* [EXERCISE GOAL] The expected output is every entry, repeated exactly.

* [DATA SUPPLIED]
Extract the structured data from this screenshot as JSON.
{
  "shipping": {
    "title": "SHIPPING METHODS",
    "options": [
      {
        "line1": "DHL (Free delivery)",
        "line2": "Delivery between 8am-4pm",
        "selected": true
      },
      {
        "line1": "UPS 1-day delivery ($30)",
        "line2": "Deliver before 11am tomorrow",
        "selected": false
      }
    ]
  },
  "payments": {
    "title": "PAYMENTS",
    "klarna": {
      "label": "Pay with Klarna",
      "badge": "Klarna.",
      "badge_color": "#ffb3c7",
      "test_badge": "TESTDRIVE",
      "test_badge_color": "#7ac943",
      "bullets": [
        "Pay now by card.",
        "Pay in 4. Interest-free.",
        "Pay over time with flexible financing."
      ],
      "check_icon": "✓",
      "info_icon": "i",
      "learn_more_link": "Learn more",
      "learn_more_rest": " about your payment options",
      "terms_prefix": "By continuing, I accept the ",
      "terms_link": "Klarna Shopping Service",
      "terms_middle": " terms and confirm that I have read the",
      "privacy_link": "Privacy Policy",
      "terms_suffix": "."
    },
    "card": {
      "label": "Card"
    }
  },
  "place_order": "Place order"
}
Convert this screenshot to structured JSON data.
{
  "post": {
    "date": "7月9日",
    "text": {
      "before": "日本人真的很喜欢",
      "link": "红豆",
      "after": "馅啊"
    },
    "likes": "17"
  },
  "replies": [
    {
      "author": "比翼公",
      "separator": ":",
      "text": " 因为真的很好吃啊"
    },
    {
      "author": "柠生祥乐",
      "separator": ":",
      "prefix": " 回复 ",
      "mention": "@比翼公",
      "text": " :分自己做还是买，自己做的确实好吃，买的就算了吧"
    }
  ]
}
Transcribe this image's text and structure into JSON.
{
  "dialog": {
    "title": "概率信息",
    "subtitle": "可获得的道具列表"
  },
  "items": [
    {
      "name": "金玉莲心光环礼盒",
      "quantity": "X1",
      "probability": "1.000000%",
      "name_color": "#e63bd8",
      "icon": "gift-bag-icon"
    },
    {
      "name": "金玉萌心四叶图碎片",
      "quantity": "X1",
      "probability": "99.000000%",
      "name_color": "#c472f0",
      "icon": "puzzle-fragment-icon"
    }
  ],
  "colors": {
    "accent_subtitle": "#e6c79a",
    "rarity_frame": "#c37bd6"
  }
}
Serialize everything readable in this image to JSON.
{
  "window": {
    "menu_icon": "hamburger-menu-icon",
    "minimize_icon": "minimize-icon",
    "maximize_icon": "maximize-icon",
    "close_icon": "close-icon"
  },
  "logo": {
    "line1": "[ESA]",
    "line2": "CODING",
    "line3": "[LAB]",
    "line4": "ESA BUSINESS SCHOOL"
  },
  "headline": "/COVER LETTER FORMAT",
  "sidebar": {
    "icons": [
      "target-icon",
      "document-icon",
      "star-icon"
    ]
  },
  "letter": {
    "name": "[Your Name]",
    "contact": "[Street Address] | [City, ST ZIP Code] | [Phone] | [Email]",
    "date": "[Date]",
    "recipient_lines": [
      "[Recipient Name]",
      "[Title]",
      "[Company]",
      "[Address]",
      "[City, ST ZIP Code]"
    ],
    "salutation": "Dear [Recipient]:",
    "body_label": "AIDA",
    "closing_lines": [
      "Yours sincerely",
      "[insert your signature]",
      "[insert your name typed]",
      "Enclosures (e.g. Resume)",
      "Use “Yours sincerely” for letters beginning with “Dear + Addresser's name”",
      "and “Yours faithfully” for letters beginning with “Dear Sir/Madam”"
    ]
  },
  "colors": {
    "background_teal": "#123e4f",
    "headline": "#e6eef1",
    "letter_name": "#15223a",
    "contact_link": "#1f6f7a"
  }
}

* [RESPONSE AREA]
Extract the structured data from this screenshot as JSON.
{
  "shipping": {
    "title": "SHIPPING METHODS",
    "options": [
      {
        "line1": "DHL (Free delivery)",
        "line2": "Delivery between 8am-4pm",
        "selected": true
      },
      {
        "line1": "UPS 1-day delivery ($30)",
        "line2": "Deliver before 11am tomorrow",
        "selected": false
      }
    ]
  },
  "payments": {
    "title": "PAYMENTS",
    "klarna": {
      "label": "Pay with Klarna",
      "badge": "Klarna.",
      "badge_color": "#ffb3c7",
      "test_badge": "TESTDRIVE",
      "test_badge_color": "#7ac943",
      "bullets": [
        "Pay now by card.",
        "Pay in 4. Interest-free.",
        "Pay over time with flexible financing."
      ],
      "check_icon": "✓",
      "info_icon": "i",
      "learn_more_link": "Learn more",
      "learn_more_rest": " about your payment options",
      "terms_prefix": "By continuing, I accept the ",
      "terms_link": "Klarna Shopping Service",
      "terms_middle": " terms and confirm that I have read the",
      "privacy_link": "Privacy Policy",
      "terms_suffix": "."
    },
    "card": {
      "label": "Card"
    }
  },
  "place_order": "Place order"
}
Convert this screenshot to structured JSON data.
{
  "post": {
    "date": "7月9日",
    "text": {
      "before": "日本人真的很喜欢",
      "link": "红豆",
      "after": "馅啊"
    },
    "likes": "17"
  },
  "replies": [
    {
      "author": "比翼公",
      "separator": ":",
      "text": " 因为真的很好吃啊"
    },
    {
      "author": "柠生祥乐",
      "separator": ":",
      "prefix": " 回复 ",
      "mention": "@比翼公",
      "text": " :分自己做还是买，自己做的确实好吃，买的就算了吧"
    }
  ]
}
Transcribe this image's text and structure into JSON.
{
  "dialog": {
    "title": "概率信息",
    "subtitle": "可获得的道具列表"
  },
  "items": [
    {
      "name": "金玉莲心光环礼盒",
      "quantity": "X1",
      "probability": "1.000000%",
      "name_color": "#e63bd8",
      "icon": "gift-bag-icon"
    },
    {
      "name": "金玉萌心四叶图碎片",
      "quantity": "X1",
      "probability": "99.000000%",
      "name_color": "#c472f0",
      "icon": "puzzle-fragment-icon"
    }
  ],
  "colors": {
    "accent_subtitle": "#e6c79a",
    "rarity_frame": "#c37bd6"
  }
}
Serialize everything readable in this image to JSON.
{
  "window": {
    "menu_icon": "hamburger-menu-icon",
    "minimize_icon": "minimize-icon",
    "maximize_icon": "maximize-icon",
    "close_icon": "close-icon"
  },
  "logo": {
    "line1": "[ESA]",
    "line2": "CODING",
    "line3": "[LAB]",
    "line4": "ESA BUSINESS SCHOOL"
  },
  "headline": "/COVER LETTER FORMAT",
  "sidebar": {
    "icons": [
      "target-icon",
      "document-icon",
      "star-icon"
    ]
  },
  "letter": {
    "name": "[Your Name]",
    "contact": "[Street Address] | [City, ST ZIP Code] | [Phone] | [Email]",
    "date": "[Date]",
    "recipient_lines": [
      "[Recipient Name]",
      "[Title]",
      "[Company]",
      "[Address]",
      "[City, ST ZIP Code]"
    ],
    "salutation": "Dear [Recipient]:",
    "body_label": "AIDA",
    "closing_lines": [
      "Yours sincerely",
      "[insert your signature]",
      "[insert your name typed]",
      "Enclosures (e.g. Resume)",
      "Use “Yours sincerely” for letters beginning with “Dear + Addresser's name”",
      "and “Yours faithfully” for letters beginning with “Dear Sir/Madam”"
    ]
  },
  "colors": {
    "background_teal": "#123e4f",
    "headline": "#e6eef1",
    "letter_name": "#15223a",
    "contact_link": "#1f6f7a"
  }
}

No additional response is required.